Since the 19th century, Pakistan’s clattering railways have carried passengers and cargo from the Arabian Sea to the Himalayas. But the colonial-era network is in severe disrepair, with decrepit trains and some tracks left unusable by devastating flooding last year.
Together with its close ally China, Pakistan is now preparing at least a partial solution: a $10bn revamp of its 1,700km arterial Main Line 1 railway to be paid for with loans from Beijing.
Prime Minister Shehbaz Sharif and President Xi Jinping agreed in November to begin work on the line, which links the southern port city of Karachi to Lahore and the capital, Islamabad. The project is expected to increase maximum train speeds on the route to 160kph.
But the ML1 upgrade has raised questions about whether heavily indebted Pakistan should be borrowing billions of dollars more for expensive infrastructure at a time of severe financial strain.

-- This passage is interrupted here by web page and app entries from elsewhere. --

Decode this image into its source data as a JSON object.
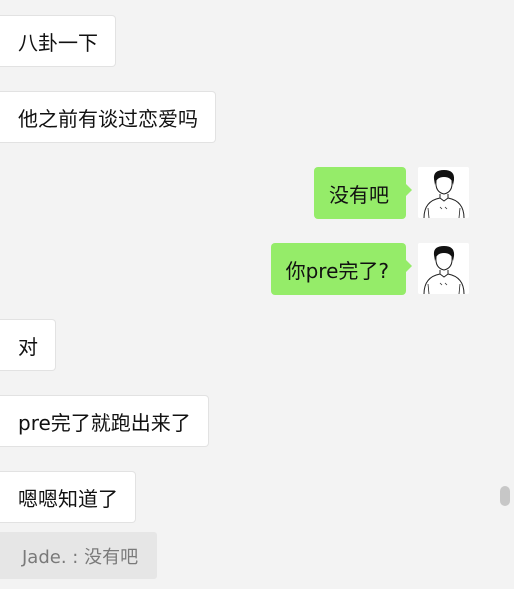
{
  "chat": {
    "messages": [
      {
        "side": "left",
        "text": "八卦一下"
      },
      {
        "side": "left",
        "text": "他之前有谈过恋爱吗"
      },
      {
        "side": "right",
        "text": "没有吧",
        "avatar": "boy-sketch-avatar"
      },
      {
        "side": "right",
        "text": "你pre完了?",
        "avatar": "boy-sketch-avatar"
      },
      {
        "side": "left",
        "text": "对"
      },
      {
        "side": "left",
        "text": "pre完了就跑出来了"
      },
      {
        "side": "left",
        "text": "嗯嗯知道了"
      }
    ],
    "quote": {
      "text": "Jade. : 没有吧"
    }
  },
  "colors": {
    "background": "#f3f3f3",
    "incoming_bubble": "#ffffff",
    "outgoing_bubble": "#95ec69",
    "quote_background": "#e6e6e6",
    "quote_text": "#7a7a7a"
  }
}
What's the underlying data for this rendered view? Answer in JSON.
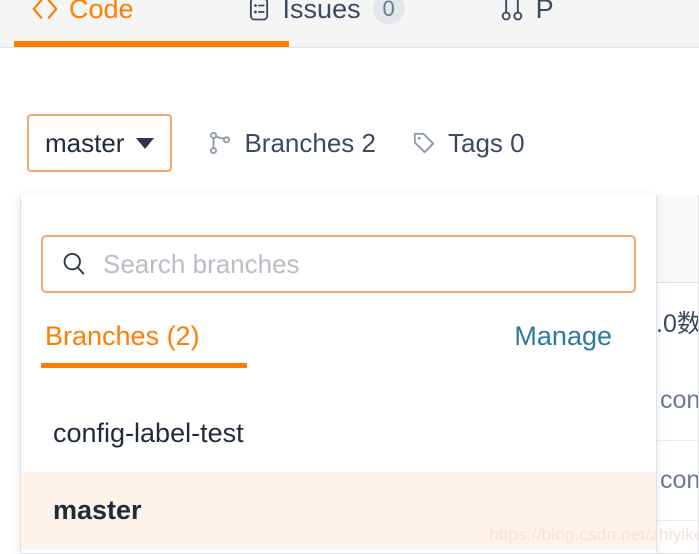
{
  "tabbar": {
    "tabs": [
      {
        "label": "Code",
        "icon": "code-icon",
        "active": true,
        "badge": null
      },
      {
        "label": "Issues",
        "icon": "issues-icon",
        "active": false,
        "badge": "0"
      },
      {
        "label": "P",
        "icon": "pull-request-icon",
        "active": false,
        "badge": null
      }
    ],
    "accent_color": "#ff7d00",
    "inactive_color": "#3b4a63",
    "background_color": "#f5f5f5"
  },
  "toolbar": {
    "branch_button_label": "master",
    "branches_label": "Branches 2",
    "tags_label": "Tags 0",
    "border_color": "#f0a868"
  },
  "dropdown": {
    "search": {
      "placeholder": "Search branches",
      "value": ""
    },
    "tab_label": "Branches (2)",
    "manage_label": "Manage",
    "manage_color": "#2d7a9e",
    "branches": [
      {
        "name": "config-label-test",
        "selected": false
      },
      {
        "name": "master",
        "selected": true
      }
    ],
    "selected_row_color": "#fdf3ea"
  },
  "background_panel": {
    "meta_text": ".0数",
    "rows": [
      {
        "text": "con"
      },
      {
        "text": "con"
      }
    ]
  },
  "watermark": {
    "text": "https://blog.csdn.net/zhiyikeji"
  }
}
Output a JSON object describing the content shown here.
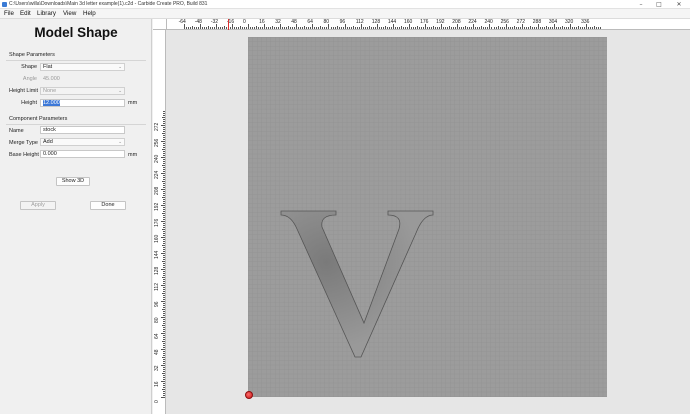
{
  "window": {
    "title": "C:\\Users\\willa\\Downloads\\Main 3d letter example(1).c2d - Carbide Create PRO, Build 831",
    "minimize_glyph": "–",
    "maximize_glyph": "□",
    "close_glyph": "✕"
  },
  "menu": {
    "items": [
      {
        "label": "File"
      },
      {
        "label": "Edit"
      },
      {
        "label": "Library"
      },
      {
        "label": "View"
      },
      {
        "label": "Help"
      }
    ]
  },
  "panel": {
    "title": "Model Shape",
    "shape_params": {
      "header": "Shape Parameters",
      "shape_label": "Shape",
      "shape_value": "Flat",
      "angle_label": "Angle",
      "angle_value": "45.000",
      "height_limit_label": "Height Limit",
      "height_limit_value": "None",
      "height_label": "Height",
      "height_value": "12.000",
      "height_unit": "mm"
    },
    "component_params": {
      "header": "Component Parameters",
      "name_label": "Name",
      "name_value": "stock",
      "merge_label": "Merge Type",
      "merge_value": "Add",
      "base_height_label": "Base Height",
      "base_height_value": "0.000",
      "base_height_unit": "mm"
    },
    "buttons": {
      "show3d": "Show 3D",
      "apply": "Apply",
      "done": "Done"
    },
    "dropdown_arrow": "⌄"
  },
  "rulers": {
    "horizontal": [
      "-64",
      "-48",
      "-32",
      "-16",
      "0",
      "16",
      "32",
      "48",
      "64",
      "80",
      "96",
      "112",
      "128",
      "144",
      "160",
      "176",
      "192",
      "208",
      "224",
      "240",
      "256",
      "272",
      "288",
      "304",
      "320",
      "336"
    ],
    "vertical": [
      "272",
      "256",
      "240",
      "224",
      "208",
      "192",
      "176",
      "160",
      "144",
      "128",
      "112",
      "96",
      "80",
      "64",
      "48",
      "32",
      "16",
      "0"
    ]
  },
  "canvas": {
    "stock_color": "#9c9c9c",
    "grid_color": "#8a8a8a",
    "letter": "V"
  }
}
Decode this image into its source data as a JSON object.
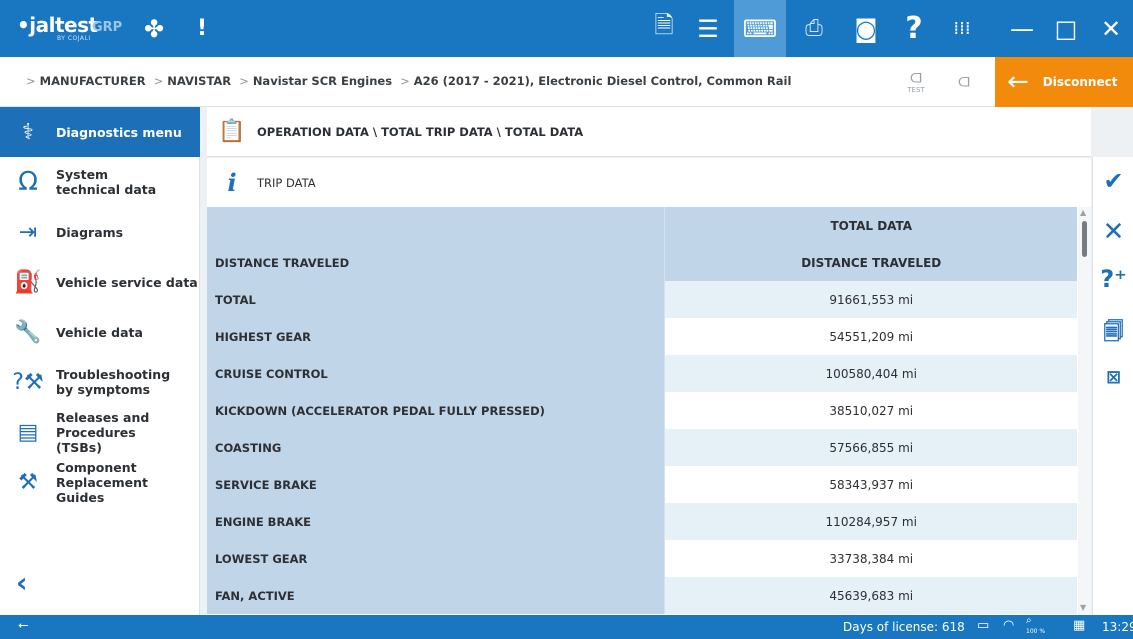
{
  "app": {
    "brand": "jaltest",
    "brand_sub": "BY COJALI",
    "grp": "GRP"
  },
  "toolbar": {
    "icons": [
      "report-icon",
      "list-icon",
      "keyboard-icon",
      "printer-icon",
      "camera-icon",
      "help-icon",
      "apps-icon"
    ],
    "window": [
      "minimize-icon",
      "maximize-icon",
      "close-icon"
    ]
  },
  "breadcrumb": {
    "items": [
      "MANUFACTURER",
      "NAVISTAR",
      "Navistar SCR Engines",
      "A26 (2017 - 2021), Electronic Diesel Control, Common Rail"
    ],
    "test_label": "TEST",
    "disconnect_label": "Disconnect"
  },
  "sidebar": {
    "items": [
      {
        "label": "Diagnostics menu",
        "icon": "stethoscope-icon",
        "active": true
      },
      {
        "label": "System technical data",
        "icon": "omega-icon"
      },
      {
        "label": "Diagrams",
        "icon": "diagram-icon"
      },
      {
        "label": "Vehicle service data",
        "icon": "oil-can-icon"
      },
      {
        "label": "Vehicle data",
        "icon": "wrench-icon"
      },
      {
        "label": "Troubleshooting by symptoms",
        "icon": "troubleshoot-icon"
      },
      {
        "label": "Releases and Procedures (TSBs)",
        "icon": "tsb-icon"
      },
      {
        "label": "Component Replacement Guides",
        "icon": "tools-icon"
      }
    ]
  },
  "section": {
    "title": "OPERATION DATA \\ TOTAL TRIP DATA \\ TOTAL DATA",
    "sub_title": "TRIP DATA"
  },
  "table": {
    "column_header": "TOTAL DATA",
    "rows": [
      {
        "label": "DISTANCE TRAVELED",
        "value": "DISTANCE TRAVELED",
        "header": true
      },
      {
        "label": "TOTAL",
        "value": "91661,553 mi"
      },
      {
        "label": "HIGHEST GEAR",
        "value": "54551,209 mi"
      },
      {
        "label": "CRUISE CONTROL",
        "value": "100580,404 mi"
      },
      {
        "label": "KICKDOWN (ACCELERATOR PEDAL FULLY PRESSED)",
        "value": "38510,027 mi"
      },
      {
        "label": "COASTING",
        "value": "57566,855 mi"
      },
      {
        "label": "SERVICE BRAKE",
        "value": "58343,937 mi"
      },
      {
        "label": "ENGINE BRAKE",
        "value": "110284,957 mi"
      },
      {
        "label": "LOWEST GEAR",
        "value": "33738,384 mi"
      },
      {
        "label": "FAN,  ACTIVE",
        "value": "45639,683 mi"
      }
    ]
  },
  "rightbar": {
    "icons": [
      "check-icon",
      "cancel-icon",
      "help-plus-icon",
      "report-add-icon",
      "excel-export-icon"
    ]
  },
  "status": {
    "license": "Days of license: 618",
    "zoom": "100 %",
    "time": "13:29"
  }
}
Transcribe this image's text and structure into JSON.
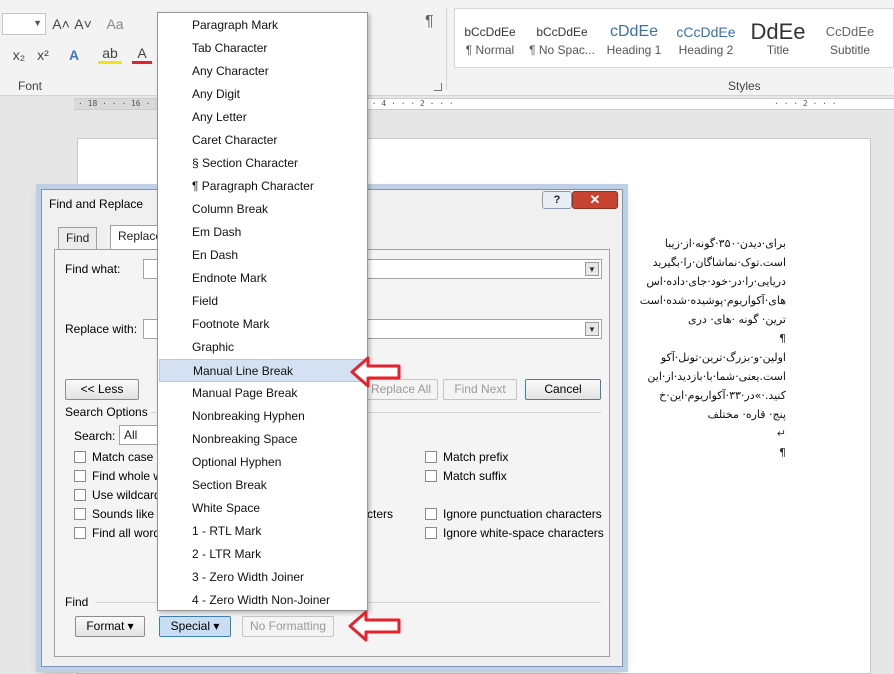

Some analysts believe Pakistan, which owes about $100bn in external debt to lenders including the World Bank and China, is at risk of defaulting after a plunge in its foreign exchange reserves.
Ahsan Iqbal, Pakistan’s planning minister, said the ML1 upgrade was vital to keep trains running and an example of the transformative work that Chinese credit had made possible.
“If we do not undertake this project, in a couple of years Pakistan will lose its railway logistics,” Iqbal told the Financial Times.
“The whole railway system will break down, this main line will break down. It will be very risky to run commercial operations on this track. It is no longer a choice. It is an imperative.”
But critics said taking on more debt for the ML1 project was an example of the kind of bad borrowing decisions that had led Pakistan into successive economic crises in recent years. Pakistan’s foreign reserves have sunk to below $6bn, or equivalent to less than one month of imports.
The government “is fooling the country”, said Zubair Khan, a former Pakistani commerce minister and IMF official, who argued Pakistan was closer to running out of reserves than officials acknowledged. “There are truths being hidden.”
Iqbal, who oversees Pakistan’s involvement in the Belt and Road Initiative, China’s international infrastructure scheme, said it would take six to nine years to complete the ML1 upgrade. The work will include replacing track, modernising signalling, converting level crossings into underpasses or flyovers and building fences to stop cattle crossing the line.
The planning minister said the project would proceed in phases “to make it more manageable”, with an initial cost of $3bn. The loan from China would be repayable over 20 to 25 years and would be “concessional”, he said, without providing further details.
Chinese lending to Pakistan goes back years, part of an effort to forge economic and military ties that will help to counter their mutual rival India. The ML1 upgrade is part of the China-Pakistan Economic Corridor, a BRI centrepiece with an estimated total cost of $60bn.
The CPEC also includes Chinese development of a deep-sea port at Gwadar in south-western Pakistan, among other projects. Beijing is separately supplying Pakistan’s military with eight submarines and advanced J-10 C fighter jets.
A western diplomat in Islamabad said that for such projects to have continued even as Beijing saw growing financial distress in BRI recipient countries pointed to the importance it put on ties with Pakistan.
“Even if the rest [of BRI] lags behind, China wants to stay the course with Pakistan,” the diplomat said, adding that the relationship had “important military aspects developed over the long term”.
The projects — and Chinese financing — have also stoked domestic tensions. Police in Gwadar last month imposed emergency measures and dismantled a protest camp that had obstructed operations at the port with demands, among others, for Chinese nationals to leave.
Projects such as ML1 have also fuelled analyst concerns over whether excessive Chinese lending is exacerbating strains on Pakistan’s precarious finances. Chinese state lenders are together among the largest creditors to Islamabad, accounting for about $30bn of its outstanding debt.
Abid Hasan, an economist and former World Bank adviser, argued ML1 should be “deferred”, saying Pakistan ought to suspend public investment that generated revenue in rupees but was financed with foreign currency debt.
Sakib Sherani of advisory firm Macro Economic Insights said it was unfair to single out China’s role in Pakistan’s debt woes, with the largest repayments in the current financial year actually due to multilateral lenders.
But Chinese loans tend to carry higher interest rates than multilateral or other bilateral creditors, according to the AidData research lab at William & Mary college in the US. Chinese annual interest is typically 3-4 per cent compared with 1-2 per cent from OECD lenders, AidData said.
Even as it taps Beijing for the ML1 project, Pakistan is looking elsewhere for funds to help stabilise its shrinking reserves. The finance ministry is in talks with the IMF to secure the next tranche of a $7bn assistance programme, and has said it will approach “friendly” countries such as Saudi Arabia for more loans.
Sharif’s government is betting it can steady the economy in time for parliamentary elections that must be held before the end of this year.
Iqbal said he was confident the country would pull through. “Pakistan is facing economic [and] fiscal difficulties, but it is not in the range that it is a default economy yet. We are managing very prudently.”